Defendant was under a further duty to yield the right of way to plaintiff. In 21 Del.C. § 4138(c), 1953, it is provided that "the driver of a vehicle upon a highway within a business or a residence district shall yield the right of way to a pedestrian crossing such highway within any clearly marked crosswalk or any regular pedestrian crossing * * *." Section 302(a) of the Motor Vehicle Laws, Traffic Regulations and Rules of Drivers, of the Street and Sewer Department of the City of Wilmington is to the same effect. Under similar statutes in a number of jurisdictions, the highest courts of those states have held that a driver approaching an intersection must yield the right of way to a pedestrian crossing at the intersection or crosswalk. Volpe v. Perruzzi, 122 N.J.L. 57, 3 A.2d 892; Legum v. State, for Use of Moran, 167 Md. 339, 173 A. 565; McDonald v. Wickstrand, 206 Wis. 58, 238 N.W. 820; Andrew v. Clements, 242 Iowa 144, 45 N.W.2d 861; Sanal v. Meador, 108 Cal. App. 2d 820, 239 P.2d 908. While this does not give a pedestrian a license to cross an intersection regardless of approaching traffic or relieve him of his duty to look out for his own safety as an ordinary prudent person would do under the circumstances, the fact that the *544 pedestrian has the right of way is a circumstance to be considered in determining whether or not the pedestrian is guilty of contributory negligence. McDonald v. Wickstrand, supra; Lord v. Austin, Mo. App., 39 S.W.2d 575; Rhinehart v. Jordan, 313 Pa. 197, 169 A. 151.

Contributory negligence becomes a question of law for the court's decision only when the court is impelled to find from the facts that reasonable men can draw therefrom but one inference pointing clearly to the negligence of the plaintiff contributing to the accident. Nailor v. Maryland, D. & V. R. Co., 6 Boyce 145, 97 A. 418. In making such determination a court will, of course, view the evidence in the light most favorable to plaintiff. In this case the stop sign was with plaintiff. Therefore her right of way was superior to that of defendant approaching the intersection on Harrison Street. Snyder v. Nehila, 184 Pa. Super. 89, 132 A.2d 355. She had the right to assume that a motor vehicle proceeding on Harrison Street would stop at the stop sign and would not enter the crossing until the operator thereof could do so with safety. Newman v. Protective Motor Service Co., 298 Pa. 509, 148 A. 711. See Annotation of cases in 164 A.L.R. at page 64.

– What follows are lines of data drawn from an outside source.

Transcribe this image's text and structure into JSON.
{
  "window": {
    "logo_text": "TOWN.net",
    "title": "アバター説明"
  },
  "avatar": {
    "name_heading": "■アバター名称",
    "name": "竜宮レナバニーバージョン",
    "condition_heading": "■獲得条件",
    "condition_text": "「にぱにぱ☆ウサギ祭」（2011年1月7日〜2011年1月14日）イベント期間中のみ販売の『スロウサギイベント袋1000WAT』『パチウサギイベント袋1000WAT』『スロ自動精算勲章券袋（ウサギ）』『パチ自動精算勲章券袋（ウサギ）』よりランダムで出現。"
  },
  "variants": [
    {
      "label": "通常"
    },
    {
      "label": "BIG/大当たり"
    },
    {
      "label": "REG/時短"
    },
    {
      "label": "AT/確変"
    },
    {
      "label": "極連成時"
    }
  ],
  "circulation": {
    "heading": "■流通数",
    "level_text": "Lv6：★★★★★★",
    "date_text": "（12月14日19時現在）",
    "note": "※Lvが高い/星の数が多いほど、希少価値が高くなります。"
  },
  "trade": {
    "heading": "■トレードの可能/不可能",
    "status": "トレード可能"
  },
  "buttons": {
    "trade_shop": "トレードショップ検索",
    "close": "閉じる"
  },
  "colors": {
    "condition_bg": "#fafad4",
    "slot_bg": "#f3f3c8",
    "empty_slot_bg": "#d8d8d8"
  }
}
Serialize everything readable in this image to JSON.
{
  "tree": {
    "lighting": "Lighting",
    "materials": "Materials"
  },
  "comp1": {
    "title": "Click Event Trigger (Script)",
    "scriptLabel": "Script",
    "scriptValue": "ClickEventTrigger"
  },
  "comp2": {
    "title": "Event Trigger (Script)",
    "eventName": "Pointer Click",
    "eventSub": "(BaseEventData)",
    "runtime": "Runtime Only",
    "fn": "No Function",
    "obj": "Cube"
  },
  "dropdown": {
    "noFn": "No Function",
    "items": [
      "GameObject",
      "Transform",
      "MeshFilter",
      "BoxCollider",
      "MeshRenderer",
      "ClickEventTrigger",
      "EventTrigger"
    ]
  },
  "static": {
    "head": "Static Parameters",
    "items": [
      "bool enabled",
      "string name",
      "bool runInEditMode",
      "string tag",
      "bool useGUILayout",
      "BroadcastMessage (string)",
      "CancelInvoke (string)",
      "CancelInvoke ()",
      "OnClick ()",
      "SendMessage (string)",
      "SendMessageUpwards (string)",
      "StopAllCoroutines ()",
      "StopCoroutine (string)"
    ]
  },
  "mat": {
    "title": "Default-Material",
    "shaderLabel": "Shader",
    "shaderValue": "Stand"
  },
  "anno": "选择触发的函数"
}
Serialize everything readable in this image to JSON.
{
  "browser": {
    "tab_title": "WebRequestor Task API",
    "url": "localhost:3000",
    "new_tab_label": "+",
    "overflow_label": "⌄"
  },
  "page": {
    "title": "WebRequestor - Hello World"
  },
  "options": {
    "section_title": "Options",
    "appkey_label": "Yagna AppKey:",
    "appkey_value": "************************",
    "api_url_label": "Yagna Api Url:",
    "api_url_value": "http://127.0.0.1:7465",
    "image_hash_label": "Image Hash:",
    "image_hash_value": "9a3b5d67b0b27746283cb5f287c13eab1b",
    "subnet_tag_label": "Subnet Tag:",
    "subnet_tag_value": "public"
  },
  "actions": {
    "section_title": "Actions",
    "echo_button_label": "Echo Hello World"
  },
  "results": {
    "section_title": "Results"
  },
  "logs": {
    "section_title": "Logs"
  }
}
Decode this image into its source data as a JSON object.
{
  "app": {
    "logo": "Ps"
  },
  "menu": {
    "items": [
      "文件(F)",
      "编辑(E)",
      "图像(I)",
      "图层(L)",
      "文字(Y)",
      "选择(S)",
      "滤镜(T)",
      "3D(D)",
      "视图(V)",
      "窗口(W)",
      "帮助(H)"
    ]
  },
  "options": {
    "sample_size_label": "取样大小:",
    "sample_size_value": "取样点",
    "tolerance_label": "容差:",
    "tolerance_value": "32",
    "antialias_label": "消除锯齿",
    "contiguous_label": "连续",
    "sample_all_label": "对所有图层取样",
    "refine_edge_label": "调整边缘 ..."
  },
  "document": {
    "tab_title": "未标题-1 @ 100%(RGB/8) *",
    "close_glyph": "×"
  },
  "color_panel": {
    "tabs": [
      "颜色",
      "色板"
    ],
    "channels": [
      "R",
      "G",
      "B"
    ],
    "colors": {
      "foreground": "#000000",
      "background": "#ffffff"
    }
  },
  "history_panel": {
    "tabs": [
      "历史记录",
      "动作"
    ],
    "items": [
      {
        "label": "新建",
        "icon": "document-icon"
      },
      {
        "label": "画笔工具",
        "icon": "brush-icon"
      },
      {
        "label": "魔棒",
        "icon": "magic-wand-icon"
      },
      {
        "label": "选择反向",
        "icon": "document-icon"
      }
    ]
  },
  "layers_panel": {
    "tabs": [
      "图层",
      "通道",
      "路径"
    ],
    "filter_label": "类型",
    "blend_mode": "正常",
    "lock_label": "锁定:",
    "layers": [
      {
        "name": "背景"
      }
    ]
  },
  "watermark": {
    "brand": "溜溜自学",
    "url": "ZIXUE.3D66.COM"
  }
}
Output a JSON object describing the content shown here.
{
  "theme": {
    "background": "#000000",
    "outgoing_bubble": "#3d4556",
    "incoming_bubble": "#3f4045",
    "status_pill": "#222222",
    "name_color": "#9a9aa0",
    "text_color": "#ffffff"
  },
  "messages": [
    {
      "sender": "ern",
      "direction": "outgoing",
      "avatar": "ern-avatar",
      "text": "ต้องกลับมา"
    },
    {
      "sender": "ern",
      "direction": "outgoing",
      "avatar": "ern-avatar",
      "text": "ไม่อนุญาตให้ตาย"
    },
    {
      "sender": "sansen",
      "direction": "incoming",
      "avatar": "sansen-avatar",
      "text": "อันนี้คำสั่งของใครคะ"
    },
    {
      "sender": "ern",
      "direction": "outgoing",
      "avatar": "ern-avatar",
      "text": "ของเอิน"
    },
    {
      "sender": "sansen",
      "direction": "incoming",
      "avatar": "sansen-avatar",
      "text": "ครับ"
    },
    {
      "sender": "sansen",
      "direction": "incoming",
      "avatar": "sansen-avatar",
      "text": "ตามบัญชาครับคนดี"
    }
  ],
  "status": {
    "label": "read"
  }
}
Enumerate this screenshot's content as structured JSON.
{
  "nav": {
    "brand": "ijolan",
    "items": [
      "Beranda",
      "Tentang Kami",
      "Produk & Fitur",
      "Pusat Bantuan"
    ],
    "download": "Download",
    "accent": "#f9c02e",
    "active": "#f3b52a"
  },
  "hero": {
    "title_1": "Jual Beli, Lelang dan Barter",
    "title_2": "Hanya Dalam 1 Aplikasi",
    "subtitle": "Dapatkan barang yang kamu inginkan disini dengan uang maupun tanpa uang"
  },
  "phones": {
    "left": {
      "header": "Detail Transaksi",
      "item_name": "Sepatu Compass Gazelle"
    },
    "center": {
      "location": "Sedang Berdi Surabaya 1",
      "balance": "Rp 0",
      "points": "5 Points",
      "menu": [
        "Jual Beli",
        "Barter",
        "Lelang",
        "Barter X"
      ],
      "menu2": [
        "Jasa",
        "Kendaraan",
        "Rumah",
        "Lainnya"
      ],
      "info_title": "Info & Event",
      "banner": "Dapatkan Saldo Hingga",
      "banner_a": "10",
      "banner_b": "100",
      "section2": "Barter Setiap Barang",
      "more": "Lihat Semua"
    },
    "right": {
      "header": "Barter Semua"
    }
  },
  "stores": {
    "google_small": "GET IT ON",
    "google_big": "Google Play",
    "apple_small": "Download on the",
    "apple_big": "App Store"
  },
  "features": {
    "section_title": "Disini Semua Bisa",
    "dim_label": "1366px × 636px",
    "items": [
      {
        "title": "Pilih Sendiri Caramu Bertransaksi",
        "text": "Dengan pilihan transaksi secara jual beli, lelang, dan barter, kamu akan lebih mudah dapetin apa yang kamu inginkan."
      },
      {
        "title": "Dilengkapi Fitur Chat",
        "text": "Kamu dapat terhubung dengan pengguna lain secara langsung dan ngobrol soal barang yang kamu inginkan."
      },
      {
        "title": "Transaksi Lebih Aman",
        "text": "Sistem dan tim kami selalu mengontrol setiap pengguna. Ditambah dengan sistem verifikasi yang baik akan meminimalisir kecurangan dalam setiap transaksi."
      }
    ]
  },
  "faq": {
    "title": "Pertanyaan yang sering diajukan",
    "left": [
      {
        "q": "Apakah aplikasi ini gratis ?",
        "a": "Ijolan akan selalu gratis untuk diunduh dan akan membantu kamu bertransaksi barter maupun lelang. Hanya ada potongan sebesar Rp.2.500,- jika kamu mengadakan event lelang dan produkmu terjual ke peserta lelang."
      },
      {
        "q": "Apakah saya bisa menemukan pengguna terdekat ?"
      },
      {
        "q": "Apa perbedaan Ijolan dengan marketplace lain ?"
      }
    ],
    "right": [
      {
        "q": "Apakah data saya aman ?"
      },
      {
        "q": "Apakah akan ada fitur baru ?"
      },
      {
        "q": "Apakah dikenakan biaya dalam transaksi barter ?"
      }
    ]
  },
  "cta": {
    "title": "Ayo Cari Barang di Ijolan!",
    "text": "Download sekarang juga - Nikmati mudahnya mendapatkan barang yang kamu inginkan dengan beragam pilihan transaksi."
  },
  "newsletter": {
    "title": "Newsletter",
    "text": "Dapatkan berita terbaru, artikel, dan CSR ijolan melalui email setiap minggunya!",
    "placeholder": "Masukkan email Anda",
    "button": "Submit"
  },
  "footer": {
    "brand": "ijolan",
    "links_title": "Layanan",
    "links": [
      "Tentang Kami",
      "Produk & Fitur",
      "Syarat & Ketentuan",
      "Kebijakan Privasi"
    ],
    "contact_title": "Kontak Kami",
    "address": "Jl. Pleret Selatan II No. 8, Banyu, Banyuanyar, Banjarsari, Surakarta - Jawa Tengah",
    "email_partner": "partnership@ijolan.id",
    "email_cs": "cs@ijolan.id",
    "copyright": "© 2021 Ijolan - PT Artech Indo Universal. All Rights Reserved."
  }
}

The cases relating to the duty of operators of motor vehicles and the duties of pedestrians at intersections are legion. An examination of many of these cases discloses that the liability of the parties hinges upon the peculiar circumstances of each case. A pedestrian entering a street crossing in a lawful and prudent manner is generally not bound as a matter of law to look continuously for the approach of automobiles, particularly when she has entered the intersection. Patterson Transfer Co. v. Schlugleit, 6 Cir., 252 F. 359, 164 C.C.A. 283; Harker v. Gruhl, 62 Ind.App. 177, 111 N.E. 457; Shaw v. Bolton, 122 Me. 232, 119 A. 801; Weidner v. Otter, 171 Ky. 167, 188 S.W. 335; Kupperberg v. American Druggists Syndicate, 212 App.Div. 311, 208 N.Y.S. 629; Redick v. Peterson, 99 Wash. 368, 169 P. 804. Considering the circumstances of this case that of a twelve-year-old girl crossing the intersection with a stop sign in her favor and being struck by defendant's automobile just as she was about to step on the sidewalk on the far side of the street we cannot say that plaintiff was guilty of contributory negligence as a matter of law in failing to look a third time or to continue to look as she proceeded across the intersection. In our view, that was a question for the jury to determine.

The judgment of the Superior Court is reversed and a new trial granted.